Hi Rosie! Please can you tell us a little bit about yourself and your job?
Having completed my A-levels, I went to university to study Business Studies. With a degree and some relevant work experience, I was offered a graduate job at a bank in London, where I now work as a Lead Business Analyst.
Why do you think maths is important?
Working in finance, you soon realise how much the world relies on numbers. In a bank (or other companies which deal with money), it is one of the most important things in many areas including: accounting (checking how much money is coming in and going out of the bank), trading (buying and selling things called ‘stocks’ to make money), product development (designing online banking, or mobile apps to make it easier for people to check how much money they have) and analysing the company’s performance.

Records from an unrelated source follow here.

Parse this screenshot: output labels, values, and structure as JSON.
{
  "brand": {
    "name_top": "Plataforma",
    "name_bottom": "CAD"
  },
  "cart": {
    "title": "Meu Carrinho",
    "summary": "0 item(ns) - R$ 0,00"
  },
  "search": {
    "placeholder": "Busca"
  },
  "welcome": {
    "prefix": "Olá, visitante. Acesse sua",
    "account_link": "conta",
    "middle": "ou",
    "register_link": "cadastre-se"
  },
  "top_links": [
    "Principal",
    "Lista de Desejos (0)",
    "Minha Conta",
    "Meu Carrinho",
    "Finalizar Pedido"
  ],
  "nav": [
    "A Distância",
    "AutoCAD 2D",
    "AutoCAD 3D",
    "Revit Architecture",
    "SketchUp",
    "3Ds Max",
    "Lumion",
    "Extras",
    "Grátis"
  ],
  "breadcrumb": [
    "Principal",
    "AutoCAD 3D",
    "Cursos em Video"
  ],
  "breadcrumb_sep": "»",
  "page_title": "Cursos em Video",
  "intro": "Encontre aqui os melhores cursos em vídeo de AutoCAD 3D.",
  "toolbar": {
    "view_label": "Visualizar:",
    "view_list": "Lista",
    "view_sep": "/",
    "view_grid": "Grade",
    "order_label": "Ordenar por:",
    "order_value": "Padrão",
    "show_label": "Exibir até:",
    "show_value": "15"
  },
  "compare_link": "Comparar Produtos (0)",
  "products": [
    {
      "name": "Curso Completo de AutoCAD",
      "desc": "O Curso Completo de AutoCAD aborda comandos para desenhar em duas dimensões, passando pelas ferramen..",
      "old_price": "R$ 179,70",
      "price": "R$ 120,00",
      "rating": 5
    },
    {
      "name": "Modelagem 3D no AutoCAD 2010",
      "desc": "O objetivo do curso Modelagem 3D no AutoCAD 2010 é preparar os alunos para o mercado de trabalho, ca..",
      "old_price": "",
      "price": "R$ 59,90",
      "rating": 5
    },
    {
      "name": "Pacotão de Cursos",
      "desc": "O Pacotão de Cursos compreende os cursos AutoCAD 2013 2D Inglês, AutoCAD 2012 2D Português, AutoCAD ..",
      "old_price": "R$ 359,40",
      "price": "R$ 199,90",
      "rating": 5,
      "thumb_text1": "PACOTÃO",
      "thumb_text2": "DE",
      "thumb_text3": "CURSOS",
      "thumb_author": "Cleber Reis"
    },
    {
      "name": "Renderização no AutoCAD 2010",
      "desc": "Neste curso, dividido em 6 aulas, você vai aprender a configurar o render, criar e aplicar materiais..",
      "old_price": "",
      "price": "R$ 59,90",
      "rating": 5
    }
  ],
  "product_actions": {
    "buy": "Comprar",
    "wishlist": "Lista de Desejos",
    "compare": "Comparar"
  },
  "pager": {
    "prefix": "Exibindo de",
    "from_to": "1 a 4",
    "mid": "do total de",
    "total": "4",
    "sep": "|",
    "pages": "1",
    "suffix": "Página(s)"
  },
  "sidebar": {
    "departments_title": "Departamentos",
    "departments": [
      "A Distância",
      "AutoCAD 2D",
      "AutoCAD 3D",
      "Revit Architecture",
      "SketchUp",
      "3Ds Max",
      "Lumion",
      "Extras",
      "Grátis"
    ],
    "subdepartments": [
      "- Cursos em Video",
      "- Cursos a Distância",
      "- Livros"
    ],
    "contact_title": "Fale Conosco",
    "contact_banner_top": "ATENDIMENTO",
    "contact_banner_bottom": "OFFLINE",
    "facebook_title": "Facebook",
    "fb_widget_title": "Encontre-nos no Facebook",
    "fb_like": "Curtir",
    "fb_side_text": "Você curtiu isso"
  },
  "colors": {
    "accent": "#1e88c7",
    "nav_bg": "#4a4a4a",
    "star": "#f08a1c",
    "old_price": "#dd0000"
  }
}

The company simply wouldn’t function without maths!
How do you use maths in your job?
As a business analyst, a lot of my time is spent working with teams to find out where we can make improvements to what they do and how they do it. To do this, I often need to analyse lots of information in spreadsheets, so that my suggestions are backed up by real numbers and have lots of evidence behind them.
Do you have any advice for someone who may find some parts of maths tricky?
The key thing is to break the problem down into small steps and tackle them one at a time.
Also, if you don’t understand the way something has been explained, don’t be afraid to ask someone else for help – we all learn differently and someone explaining how to do it in a slightly different way might make all the difference.
What’s your favourite number and why?
7 – I’m not sure why, I’ve just always liked it!
If a school wanted a business analyst to visit their school, what advice would you give them?
Most people would be happy to help! Your first point of contact might be a friend in an organisation, who could put you in touch with a colleague in finance. Other options could be to explore the contact links on a company’s website, or even try reaching out to someone on LinkedIn. Equally, you could use the ‘You, your kids and money’
page on The Money Advice Service’s website to help children learn about money.
Thank you Rosie!
How do business analysts use maths?
Rosie has to collect lots of data to find out which parts of the business work well and which bits could be improved. Once she has recorded all of her data, she then has to find the relevant bits and then study it carefully to see if there are any patterns, or if there are any little changes she can make for it to work better.
Fractions and percentages:
Once Rosie has completed all of her testing and has evaluated her results, she needs to work out exactly where she can make the biggest improvements. She might think of two different ways where she thinks she could make something better, so she’ll use fractions and percentages to work out which method is better. She might discover that adding another person to the team would make them 10% more likely to reach their target, but if she found a tool which could automatically count how many people used their website, it would save each person on the team one hour per day and it would improve how much money each person could make by 15%.
Rosie may need to do all sorts of calculations to work out how to save the company money. She may find out that each person (P) is spending 2.5 hours per week doing things that a machine could do really quickly instead, but the machine is really expensive. She needs to work out whether it’s better for the people to keep doing those tasks, or whether it’s better for the company to buy the machine. If the people in the team get paid £20 per hour and the machine costs £500, she can see that if there are 11 people in the team, it’s cheaper to buy the machine than get the people to do it.
It could be that when Rosie is writing her calculations to show the company how to do things better, she could write it as an algebraic equation. This would help the people she works with so they can see how the numbers would change, looking at different situations.